#### What to work on:
Restate all of the material, keeping every line identical to the original.

#### Supplied material:

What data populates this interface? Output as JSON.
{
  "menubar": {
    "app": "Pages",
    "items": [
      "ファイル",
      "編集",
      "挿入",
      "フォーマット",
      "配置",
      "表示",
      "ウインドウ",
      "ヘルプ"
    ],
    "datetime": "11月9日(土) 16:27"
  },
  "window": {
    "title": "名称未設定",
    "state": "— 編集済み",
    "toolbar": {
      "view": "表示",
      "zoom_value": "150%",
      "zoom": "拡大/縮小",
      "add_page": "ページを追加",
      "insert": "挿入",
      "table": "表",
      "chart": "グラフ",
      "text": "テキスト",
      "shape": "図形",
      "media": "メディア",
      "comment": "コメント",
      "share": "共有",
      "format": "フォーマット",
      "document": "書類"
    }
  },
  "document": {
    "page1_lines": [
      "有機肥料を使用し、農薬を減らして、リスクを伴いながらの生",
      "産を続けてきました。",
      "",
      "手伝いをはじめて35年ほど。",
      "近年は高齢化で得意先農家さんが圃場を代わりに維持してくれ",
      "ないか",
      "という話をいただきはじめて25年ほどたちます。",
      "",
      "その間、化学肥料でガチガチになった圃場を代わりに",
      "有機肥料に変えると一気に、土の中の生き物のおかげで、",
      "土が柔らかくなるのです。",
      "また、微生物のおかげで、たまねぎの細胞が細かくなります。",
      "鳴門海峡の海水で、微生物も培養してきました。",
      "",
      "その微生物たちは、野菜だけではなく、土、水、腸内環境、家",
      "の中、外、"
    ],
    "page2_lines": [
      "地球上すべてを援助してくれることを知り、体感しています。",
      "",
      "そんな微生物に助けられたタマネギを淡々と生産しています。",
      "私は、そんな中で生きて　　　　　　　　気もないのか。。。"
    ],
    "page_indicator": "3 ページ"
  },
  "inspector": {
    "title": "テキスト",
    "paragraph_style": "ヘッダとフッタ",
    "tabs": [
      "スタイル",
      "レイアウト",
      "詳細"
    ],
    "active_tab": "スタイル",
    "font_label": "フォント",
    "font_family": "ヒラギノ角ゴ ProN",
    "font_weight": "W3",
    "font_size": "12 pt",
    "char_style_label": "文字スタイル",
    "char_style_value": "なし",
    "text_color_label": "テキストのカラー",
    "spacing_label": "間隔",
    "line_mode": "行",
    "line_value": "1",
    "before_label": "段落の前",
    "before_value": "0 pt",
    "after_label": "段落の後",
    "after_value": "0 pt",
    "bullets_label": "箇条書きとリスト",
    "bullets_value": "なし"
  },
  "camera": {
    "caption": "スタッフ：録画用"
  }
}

#### Solution to this exercise:
What data populates this interface? Output as JSON.
{
  "menubar": {
    "app": "Pages",
    "items": [
      "ファイル",
      "編集",
      "挿入",
      "フォーマット",
      "配置",
      "表示",
      "ウインドウ",
      "ヘルプ"
    ],
    "datetime": "11月9日(土) 16:27"
  },
  "window": {
    "title": "名称未設定",
    "state": "— 編集済み",
    "toolbar": {
      "view": "表示",
      "zoom_value": "150%",
      "zoom": "拡大/縮小",
      "add_page": "ページを追加",
      "insert": "挿入",
      "table": "表",
      "chart": "グラフ",
      "text": "テキスト",
      "shape": "図形",
      "media": "メディア",
      "comment": "コメント",
      "share": "共有",
      "format": "フォーマット",
      "document": "書類"
    }
  },
  "document": {
    "page1_lines": [
      "有機肥料を使用し、農薬を減らして、リスクを伴いながらの生",
      "産を続けてきました。",
      "",
      "手伝いをはじめて35年ほど。",
      "近年は高齢化で得意先農家さんが圃場を代わりに維持してくれ",
      "ないか",
      "という話をいただきはじめて25年ほどたちます。",
      "",
      "その間、化学肥料でガチガチになった圃場を代わりに",
      "有機肥料に変えると一気に、土の中の生き物のおかげで、",
      "土が柔らかくなるのです。",
      "また、微生物のおかげで、たまねぎの細胞が細かくなります。",
      "鳴門海峡の海水で、微生物も培養してきました。",
      "",
      "その微生物たちは、野菜だけではなく、土、水、腸内環境、家",
      "の中、外、"
    ],
    "page2_lines": [
      "地球上すべてを援助してくれることを知り、体感しています。",
      "",
      "そんな微生物に助けられたタマネギを淡々と生産しています。",
      "私は、そんな中で生きて　　　　　　　　気もないのか。。。"
    ],
    "page_indicator": "3 ページ"
  },
  "inspector": {
    "title": "テキスト",
    "paragraph_style": "ヘッダとフッタ",
    "tabs": [
      "スタイル",
      "レイアウト",
      "詳細"
    ],
    "active_tab": "スタイル",
    "font_label": "フォント",
    "font_family": "ヒラギノ角ゴ ProN",
    "font_weight": "W3",
    "font_size": "12 pt",
    "char_style_label": "文字スタイル",
    "char_style_value": "なし",
    "text_color_label": "テキストのカラー",
    "spacing_label": "間隔",
    "line_mode": "行",
    "line_value": "1",
    "before_label": "段落の前",
    "before_value": "0 pt",
    "after_label": "段落の後",
    "after_value": "0 pt",
    "bullets_label": "箇条書きとリスト",
    "bullets_value": "なし"
  },
  "camera": {
    "caption": "スタッフ：録画用"
  }
}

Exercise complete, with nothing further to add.